RECORDS FOR THIS EXERCISE ->

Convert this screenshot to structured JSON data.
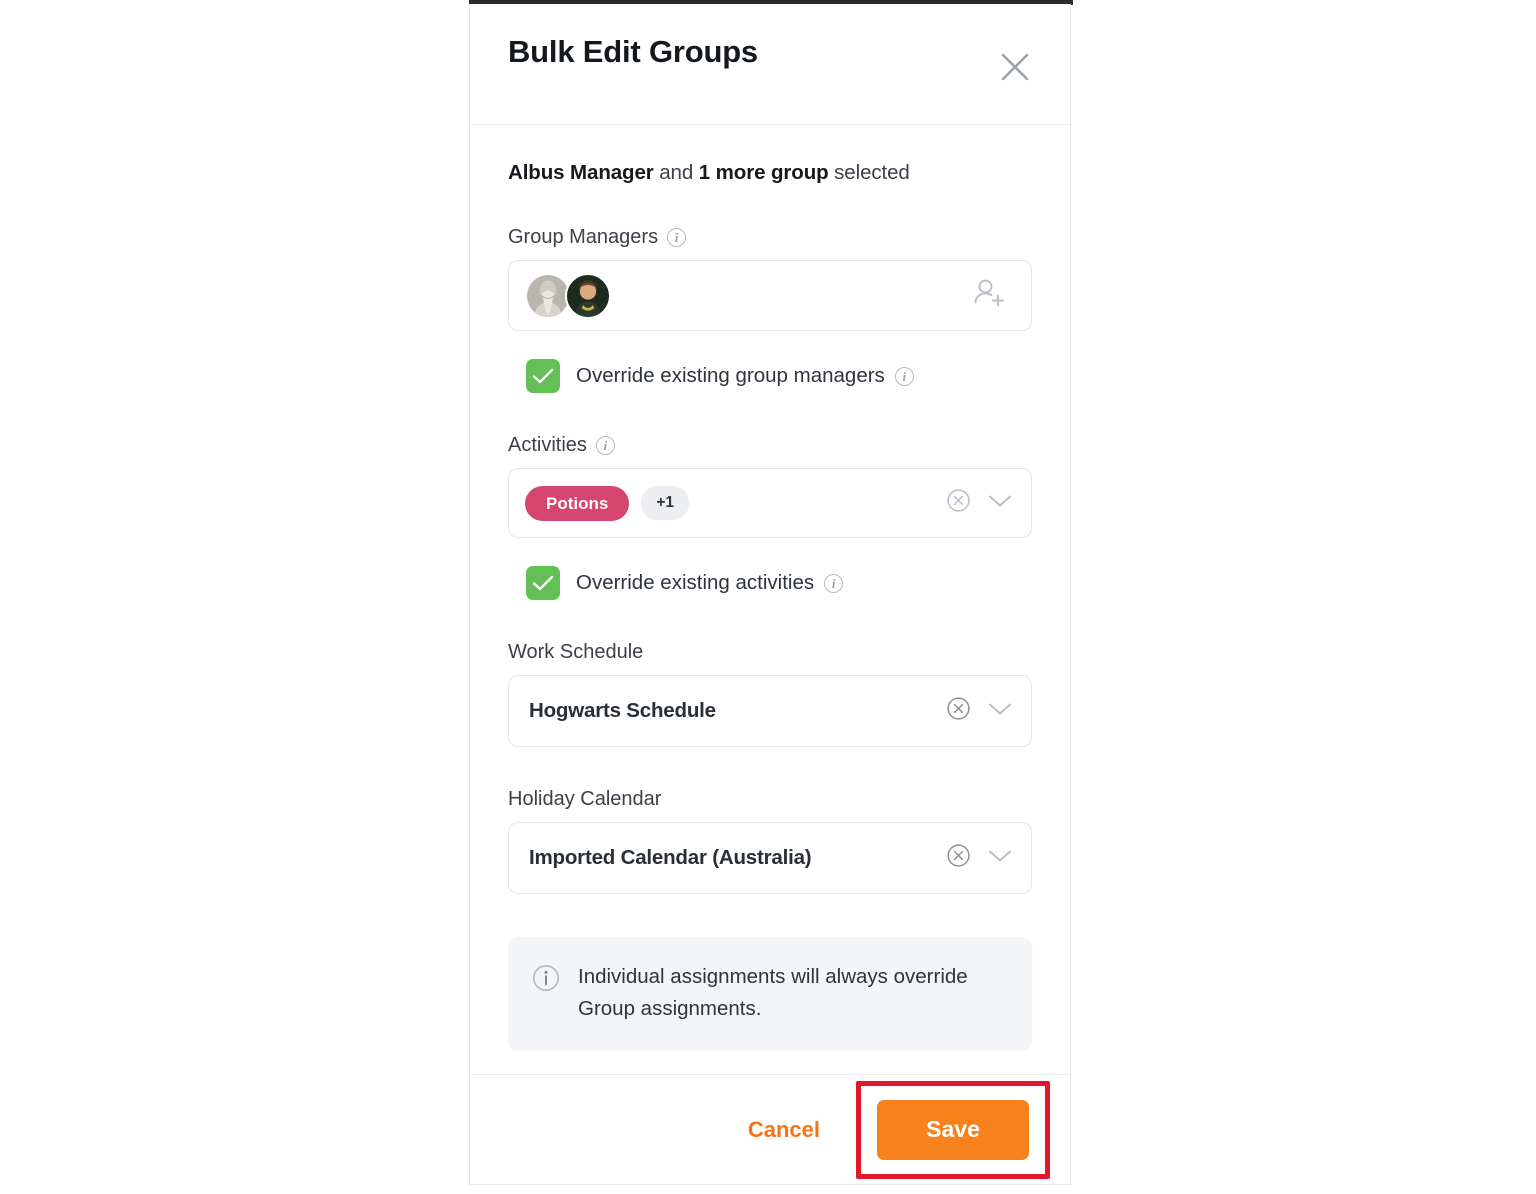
{
  "modal": {
    "title": "Bulk Edit Groups",
    "close_icon": "close-icon",
    "selection": {
      "group_name": "Albus Manager",
      "conjunction": " and ",
      "more_groups": "1 more group",
      "suffix": " selected"
    },
    "group_managers": {
      "label": "Group Managers",
      "info_icon": "info-icon",
      "add_person_icon": "person-add-icon",
      "avatars": [
        {
          "name": "albus-dumbledore-avatar"
        },
        {
          "name": "minerva-mcgonagall-avatar"
        }
      ],
      "override": {
        "label": "Override existing group managers",
        "checked": true,
        "info_icon": "info-icon"
      }
    },
    "activities": {
      "label": "Activities",
      "info_icon": "info-icon",
      "chips": [
        "Potions"
      ],
      "overflow_badge": "+1",
      "clear_icon": "clear-circle-icon",
      "chevron_icon": "chevron-down-icon",
      "override": {
        "label": "Override existing activities",
        "checked": true,
        "info_icon": "info-icon"
      }
    },
    "work_schedule": {
      "label": "Work Schedule",
      "value": "Hogwarts Schedule",
      "clear_icon": "clear-circle-icon",
      "chevron_icon": "chevron-down-icon"
    },
    "holiday_calendar": {
      "label": "Holiday Calendar",
      "value": "Imported Calendar (Australia)",
      "clear_icon": "clear-circle-icon",
      "chevron_icon": "chevron-down-icon"
    },
    "info_banner": {
      "icon": "info-icon",
      "text": "Individual assignments will always override Group assignments."
    },
    "footer": {
      "cancel_label": "Cancel",
      "save_label": "Save"
    }
  },
  "colors": {
    "accent_orange": "#f7821b",
    "cancel_orange": "#f97316",
    "checkbox_green": "#63bf56",
    "chip_pink": "#d6456e",
    "highlight_red": "#e5162a",
    "banner_bg": "#f3f5f8",
    "border_grey": "#e2e5e9"
  }
}
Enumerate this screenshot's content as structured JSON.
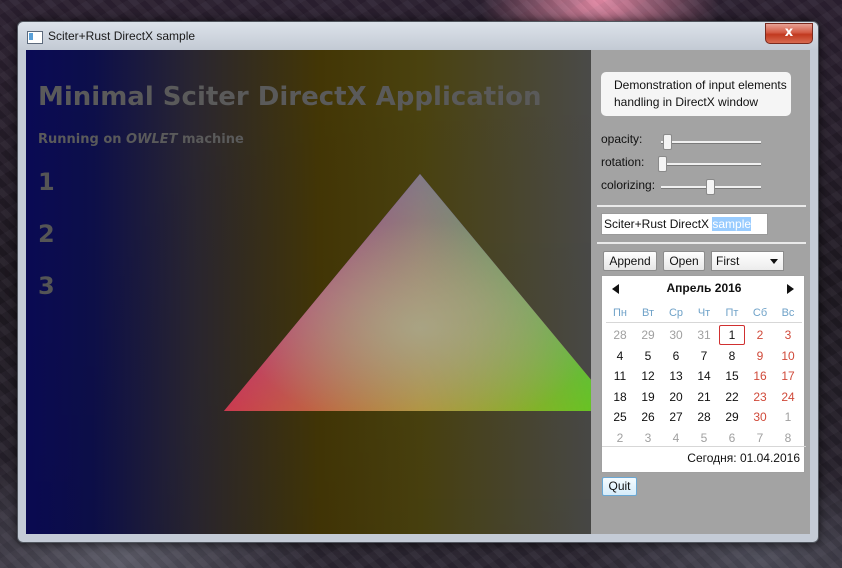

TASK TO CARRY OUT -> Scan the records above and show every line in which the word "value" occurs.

RESPONSE AREA ->
      "value": "Hogwarts Schedule",
      "value": "Imported Calendar (Australia)",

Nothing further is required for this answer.